Top of Record set

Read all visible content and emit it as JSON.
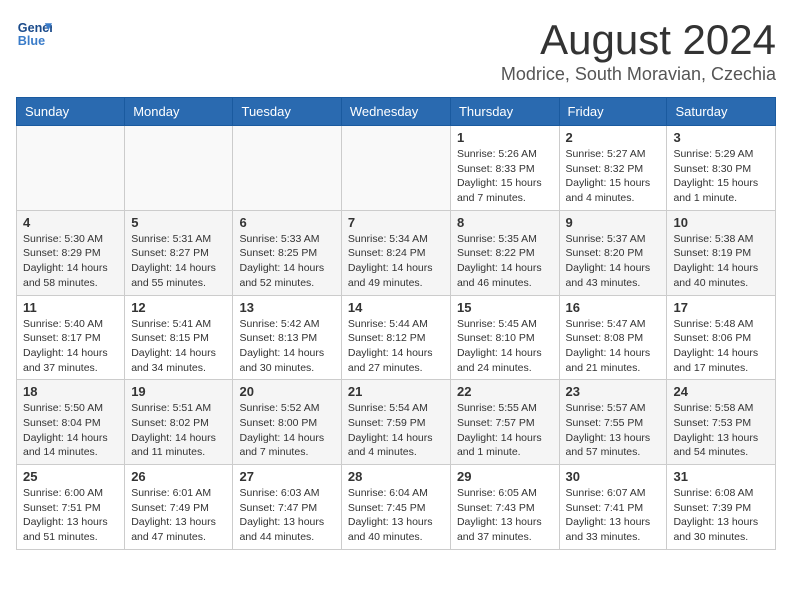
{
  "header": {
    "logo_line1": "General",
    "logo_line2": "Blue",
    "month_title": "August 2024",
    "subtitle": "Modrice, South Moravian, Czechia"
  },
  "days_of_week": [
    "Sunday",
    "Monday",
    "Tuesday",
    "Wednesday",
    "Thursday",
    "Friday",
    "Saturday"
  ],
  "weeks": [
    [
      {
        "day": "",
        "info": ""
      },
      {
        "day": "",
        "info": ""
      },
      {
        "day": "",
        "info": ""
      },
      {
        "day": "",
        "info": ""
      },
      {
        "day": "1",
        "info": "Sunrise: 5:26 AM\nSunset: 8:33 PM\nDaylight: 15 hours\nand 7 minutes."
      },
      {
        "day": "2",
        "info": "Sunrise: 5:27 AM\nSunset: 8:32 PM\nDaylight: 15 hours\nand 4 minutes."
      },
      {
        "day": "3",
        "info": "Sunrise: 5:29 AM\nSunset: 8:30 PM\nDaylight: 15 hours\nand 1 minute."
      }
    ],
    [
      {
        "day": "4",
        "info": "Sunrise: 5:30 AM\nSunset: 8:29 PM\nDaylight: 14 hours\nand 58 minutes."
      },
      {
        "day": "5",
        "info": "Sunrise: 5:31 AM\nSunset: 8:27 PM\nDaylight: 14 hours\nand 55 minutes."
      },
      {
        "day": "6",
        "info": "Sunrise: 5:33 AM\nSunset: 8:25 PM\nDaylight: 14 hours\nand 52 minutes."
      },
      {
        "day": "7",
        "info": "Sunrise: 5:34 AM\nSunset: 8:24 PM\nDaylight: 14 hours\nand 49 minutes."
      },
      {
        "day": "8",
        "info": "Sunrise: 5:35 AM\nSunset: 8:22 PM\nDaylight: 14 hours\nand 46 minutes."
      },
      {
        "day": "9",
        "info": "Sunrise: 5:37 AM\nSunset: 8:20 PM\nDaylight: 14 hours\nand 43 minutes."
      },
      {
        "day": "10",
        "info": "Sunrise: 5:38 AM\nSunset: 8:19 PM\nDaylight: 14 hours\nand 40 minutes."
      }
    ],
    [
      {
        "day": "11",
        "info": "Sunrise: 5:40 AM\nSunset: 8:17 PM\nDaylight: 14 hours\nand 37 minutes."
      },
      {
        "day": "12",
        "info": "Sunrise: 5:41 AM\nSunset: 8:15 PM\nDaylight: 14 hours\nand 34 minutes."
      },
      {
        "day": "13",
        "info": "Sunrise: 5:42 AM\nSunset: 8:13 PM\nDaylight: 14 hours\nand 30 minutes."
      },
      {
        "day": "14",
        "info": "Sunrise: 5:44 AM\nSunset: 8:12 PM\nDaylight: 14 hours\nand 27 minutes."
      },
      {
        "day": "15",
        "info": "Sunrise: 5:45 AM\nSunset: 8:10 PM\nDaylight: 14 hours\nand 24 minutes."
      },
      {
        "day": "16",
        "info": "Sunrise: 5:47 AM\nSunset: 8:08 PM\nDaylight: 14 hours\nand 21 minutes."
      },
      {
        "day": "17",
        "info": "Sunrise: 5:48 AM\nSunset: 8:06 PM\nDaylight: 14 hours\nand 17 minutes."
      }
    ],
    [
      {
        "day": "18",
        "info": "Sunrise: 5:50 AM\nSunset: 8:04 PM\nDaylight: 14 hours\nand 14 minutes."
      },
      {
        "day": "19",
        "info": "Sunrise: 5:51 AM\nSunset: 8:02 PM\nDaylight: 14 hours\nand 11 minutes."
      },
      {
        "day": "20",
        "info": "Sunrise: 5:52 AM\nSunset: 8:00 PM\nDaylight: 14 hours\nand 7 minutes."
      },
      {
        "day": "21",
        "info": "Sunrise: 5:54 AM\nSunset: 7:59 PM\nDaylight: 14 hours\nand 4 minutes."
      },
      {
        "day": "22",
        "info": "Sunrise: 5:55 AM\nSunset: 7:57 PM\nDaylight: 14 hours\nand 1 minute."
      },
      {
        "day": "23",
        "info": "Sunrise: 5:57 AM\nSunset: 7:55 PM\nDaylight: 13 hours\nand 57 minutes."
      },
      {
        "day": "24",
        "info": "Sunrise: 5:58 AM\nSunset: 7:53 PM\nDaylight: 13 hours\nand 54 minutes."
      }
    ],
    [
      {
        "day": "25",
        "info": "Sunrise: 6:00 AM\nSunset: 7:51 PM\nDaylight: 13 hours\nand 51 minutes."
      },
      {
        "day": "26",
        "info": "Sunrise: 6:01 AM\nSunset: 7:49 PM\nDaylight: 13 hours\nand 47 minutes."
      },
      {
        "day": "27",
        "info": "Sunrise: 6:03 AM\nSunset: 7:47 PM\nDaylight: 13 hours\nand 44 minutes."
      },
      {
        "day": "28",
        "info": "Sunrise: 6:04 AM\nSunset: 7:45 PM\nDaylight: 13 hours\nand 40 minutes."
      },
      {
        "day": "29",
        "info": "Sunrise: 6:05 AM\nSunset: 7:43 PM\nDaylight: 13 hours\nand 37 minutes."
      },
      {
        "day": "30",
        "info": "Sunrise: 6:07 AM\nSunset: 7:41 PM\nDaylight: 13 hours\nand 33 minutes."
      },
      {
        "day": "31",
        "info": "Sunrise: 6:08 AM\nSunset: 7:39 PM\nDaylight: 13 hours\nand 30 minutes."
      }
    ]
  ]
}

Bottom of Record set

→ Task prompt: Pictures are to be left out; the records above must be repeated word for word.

→ Reply to the exercise:
Read all visible content and emit it as JSON.
{
  "header": {
    "logo_line1": "General",
    "logo_line2": "Blue",
    "month_title": "August 2024",
    "subtitle": "Modrice, South Moravian, Czechia"
  },
  "days_of_week": [
    "Sunday",
    "Monday",
    "Tuesday",
    "Wednesday",
    "Thursday",
    "Friday",
    "Saturday"
  ],
  "weeks": [
    [
      {
        "day": "",
        "info": ""
      },
      {
        "day": "",
        "info": ""
      },
      {
        "day": "",
        "info": ""
      },
      {
        "day": "",
        "info": ""
      },
      {
        "day": "1",
        "info": "Sunrise: 5:26 AM\nSunset: 8:33 PM\nDaylight: 15 hours\nand 7 minutes."
      },
      {
        "day": "2",
        "info": "Sunrise: 5:27 AM\nSunset: 8:32 PM\nDaylight: 15 hours\nand 4 minutes."
      },
      {
        "day": "3",
        "info": "Sunrise: 5:29 AM\nSunset: 8:30 PM\nDaylight: 15 hours\nand 1 minute."
      }
    ],
    [
      {
        "day": "4",
        "info": "Sunrise: 5:30 AM\nSunset: 8:29 PM\nDaylight: 14 hours\nand 58 minutes."
      },
      {
        "day": "5",
        "info": "Sunrise: 5:31 AM\nSunset: 8:27 PM\nDaylight: 14 hours\nand 55 minutes."
      },
      {
        "day": "6",
        "info": "Sunrise: 5:33 AM\nSunset: 8:25 PM\nDaylight: 14 hours\nand 52 minutes."
      },
      {
        "day": "7",
        "info": "Sunrise: 5:34 AM\nSunset: 8:24 PM\nDaylight: 14 hours\nand 49 minutes."
      },
      {
        "day": "8",
        "info": "Sunrise: 5:35 AM\nSunset: 8:22 PM\nDaylight: 14 hours\nand 46 minutes."
      },
      {
        "day": "9",
        "info": "Sunrise: 5:37 AM\nSunset: 8:20 PM\nDaylight: 14 hours\nand 43 minutes."
      },
      {
        "day": "10",
        "info": "Sunrise: 5:38 AM\nSunset: 8:19 PM\nDaylight: 14 hours\nand 40 minutes."
      }
    ],
    [
      {
        "day": "11",
        "info": "Sunrise: 5:40 AM\nSunset: 8:17 PM\nDaylight: 14 hours\nand 37 minutes."
      },
      {
        "day": "12",
        "info": "Sunrise: 5:41 AM\nSunset: 8:15 PM\nDaylight: 14 hours\nand 34 minutes."
      },
      {
        "day": "13",
        "info": "Sunrise: 5:42 AM\nSunset: 8:13 PM\nDaylight: 14 hours\nand 30 minutes."
      },
      {
        "day": "14",
        "info": "Sunrise: 5:44 AM\nSunset: 8:12 PM\nDaylight: 14 hours\nand 27 minutes."
      },
      {
        "day": "15",
        "info": "Sunrise: 5:45 AM\nSunset: 8:10 PM\nDaylight: 14 hours\nand 24 minutes."
      },
      {
        "day": "16",
        "info": "Sunrise: 5:47 AM\nSunset: 8:08 PM\nDaylight: 14 hours\nand 21 minutes."
      },
      {
        "day": "17",
        "info": "Sunrise: 5:48 AM\nSunset: 8:06 PM\nDaylight: 14 hours\nand 17 minutes."
      }
    ],
    [
      {
        "day": "18",
        "info": "Sunrise: 5:50 AM\nSunset: 8:04 PM\nDaylight: 14 hours\nand 14 minutes."
      },
      {
        "day": "19",
        "info": "Sunrise: 5:51 AM\nSunset: 8:02 PM\nDaylight: 14 hours\nand 11 minutes."
      },
      {
        "day": "20",
        "info": "Sunrise: 5:52 AM\nSunset: 8:00 PM\nDaylight: 14 hours\nand 7 minutes."
      },
      {
        "day": "21",
        "info": "Sunrise: 5:54 AM\nSunset: 7:59 PM\nDaylight: 14 hours\nand 4 minutes."
      },
      {
        "day": "22",
        "info": "Sunrise: 5:55 AM\nSunset: 7:57 PM\nDaylight: 14 hours\nand 1 minute."
      },
      {
        "day": "23",
        "info": "Sunrise: 5:57 AM\nSunset: 7:55 PM\nDaylight: 13 hours\nand 57 minutes."
      },
      {
        "day": "24",
        "info": "Sunrise: 5:58 AM\nSunset: 7:53 PM\nDaylight: 13 hours\nand 54 minutes."
      }
    ],
    [
      {
        "day": "25",
        "info": "Sunrise: 6:00 AM\nSunset: 7:51 PM\nDaylight: 13 hours\nand 51 minutes."
      },
      {
        "day": "26",
        "info": "Sunrise: 6:01 AM\nSunset: 7:49 PM\nDaylight: 13 hours\nand 47 minutes."
      },
      {
        "day": "27",
        "info": "Sunrise: 6:03 AM\nSunset: 7:47 PM\nDaylight: 13 hours\nand 44 minutes."
      },
      {
        "day": "28",
        "info": "Sunrise: 6:04 AM\nSunset: 7:45 PM\nDaylight: 13 hours\nand 40 minutes."
      },
      {
        "day": "29",
        "info": "Sunrise: 6:05 AM\nSunset: 7:43 PM\nDaylight: 13 hours\nand 37 minutes."
      },
      {
        "day": "30",
        "info": "Sunrise: 6:07 AM\nSunset: 7:41 PM\nDaylight: 13 hours\nand 33 minutes."
      },
      {
        "day": "31",
        "info": "Sunrise: 6:08 AM\nSunset: 7:39 PM\nDaylight: 13 hours\nand 30 minutes."
      }
    ]
  ]
}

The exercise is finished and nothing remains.